The Office of General Counsel has issued the following informal opinion on March 6, 2000, representing the position of the New York State Insurance Department.

Delivery of certificates by product or system group policyholder

Question Presented:

Is an insurance agent or broker license required for a group policyholder of a product or system group policy, its employee, or a person acting on behalf of the group policyholder, who delivers a certificate to a group member under a product or system group policy?


No, mere delivery of a certificate under a product or system group policy does not require licensing as an agent or broker.


It was proposed that a company serve as the group policyholder of a product or system group policy. The policy would cover purchasers (group members) of their anti-theft product or system in accordance with N.Y. Ins. Law § 3446 (McKinney Supp. 1999-2000) and N.Y. Comp. Codes R. & Regs. tit. 11 § 310 (Regulation 167). The requester wrote:

Vehicle dealer personnel sell a product or system to a purchaser of a vehicle as part of the vehicle purchase. The vehicle dealer reports the purchaser information to the policyholder, and the product or system certificate is delivered to the group member.


N.Y. Ins. Law § 2101(a) (McKinney 1985 & Supp. 1999-2000) defines "insurance agent" to mean:

…any authorized or acknowledged agent of an insurer, fraternal benefit society or health maintenance organization issued a certificate of authority pursuant to article forty-four of the public health law, and any sub-agent or other representative of such an agent, who acts as such in the solicitation of, negotiation for, or procurement or making of, an insurance, health maintenance organization or annuity contract, other than as a licensed insurance broker…

N.Y. Ins. Law § 2101(c) (McKinney 1985 & Supp. 1999-2000) defines "insurance broker" to mean:

any person, firm, association or corporation who or which for any compensation, commission or other thing of value acts or aids in any manner in soliciting, negotiating or procuring the making of any insurance or annuity contract or in placing risks or taking out insurance, on behalf of an insured other than himself or itself or on behalf of any licensed insurance broker

The exclusions from both provisions are omitted because they are not relevant to this inquiry.

Section 3446 authorized the issuance of a group policy insuring purchasers or owners of a product or system, where the manufacturer, distributor, or installer has represented that the product or system is designed to prevent loss or damage to property from a specific cause (other than loss or damage resulting from defect in materials or workmanship, or wear and tear). The law was structured so that insurance coverage could not be sold to these purchasers or owners, but rather would only be provided in conjunction with the sale of the product or system.

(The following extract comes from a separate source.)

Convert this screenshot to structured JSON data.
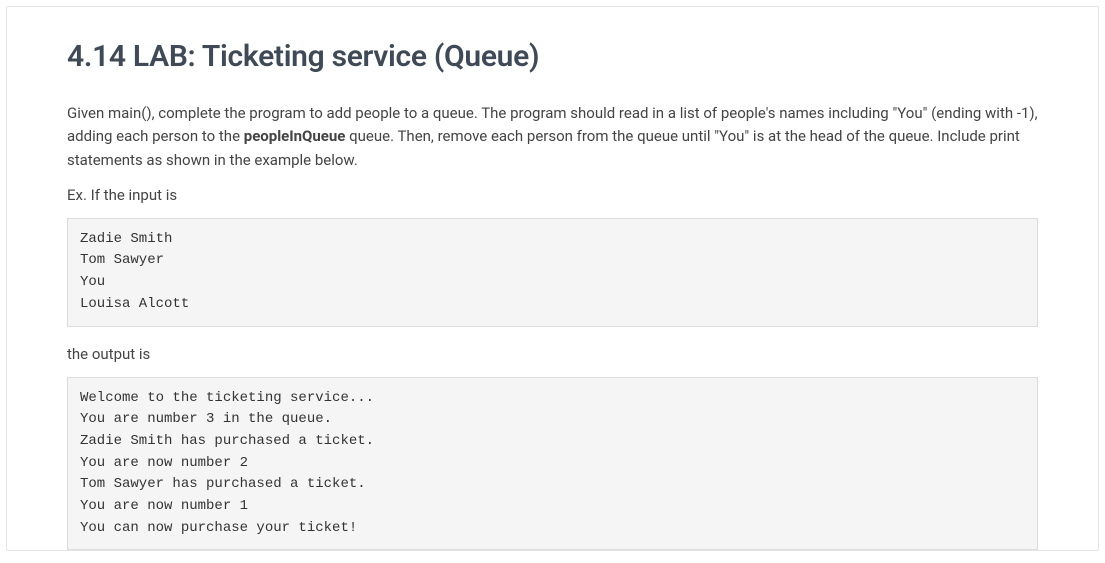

The law also provides that the premium for the group policy, including certificates thereunder, shall be paid by the group policyholder from funds contributed wholly by the group policyholder.

As is the case with other kinds of group insurance, the law envisioned that the group policyholder, its employee, or some other person acting on behalf of the group policyholder would engage in the ministerial task of supplying a certificate on behalf of the insurer to the group member.

Accordingly, the mere delivery by a company, its employee, or any other person acting on behalf of the company, of a certificate to a group member under the circumstances described would not constitute acting as an insurance agent or broker within the meaning of Section 2101 and no such license is required.

For further information, you may contact Supervising Attorney Paul A. Zuckerman at the New York City office.